- **TO DO**
Going through the data below, copy out each line where the word "Orders" shows up.

App and web page records:
*** Block opens ***
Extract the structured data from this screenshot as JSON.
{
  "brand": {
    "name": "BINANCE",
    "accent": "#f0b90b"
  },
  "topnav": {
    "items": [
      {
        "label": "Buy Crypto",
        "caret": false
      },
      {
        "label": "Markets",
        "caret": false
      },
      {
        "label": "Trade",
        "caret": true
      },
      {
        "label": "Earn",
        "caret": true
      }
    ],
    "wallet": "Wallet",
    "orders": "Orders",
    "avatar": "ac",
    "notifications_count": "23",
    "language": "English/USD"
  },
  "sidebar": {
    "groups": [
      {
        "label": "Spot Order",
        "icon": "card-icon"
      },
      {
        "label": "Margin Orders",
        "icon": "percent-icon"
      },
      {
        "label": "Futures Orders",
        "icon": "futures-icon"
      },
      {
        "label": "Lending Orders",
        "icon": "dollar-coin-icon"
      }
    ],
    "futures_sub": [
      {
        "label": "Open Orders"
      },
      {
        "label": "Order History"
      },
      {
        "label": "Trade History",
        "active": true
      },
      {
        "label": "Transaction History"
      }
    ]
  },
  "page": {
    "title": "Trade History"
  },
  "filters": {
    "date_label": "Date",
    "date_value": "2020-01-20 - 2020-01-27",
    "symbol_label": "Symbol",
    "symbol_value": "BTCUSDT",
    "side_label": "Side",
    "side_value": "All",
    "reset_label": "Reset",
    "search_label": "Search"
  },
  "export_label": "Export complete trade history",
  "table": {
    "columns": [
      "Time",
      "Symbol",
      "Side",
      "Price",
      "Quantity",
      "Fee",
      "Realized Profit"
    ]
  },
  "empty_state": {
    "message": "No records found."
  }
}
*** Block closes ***
- **OUTPUT FOR THIS EXERCISE**
    "orders": "Orders",
        "label": "Margin Orders",
        "label": "Futures Orders",
        "label": "Lending Orders",
        "label": "Open Orders"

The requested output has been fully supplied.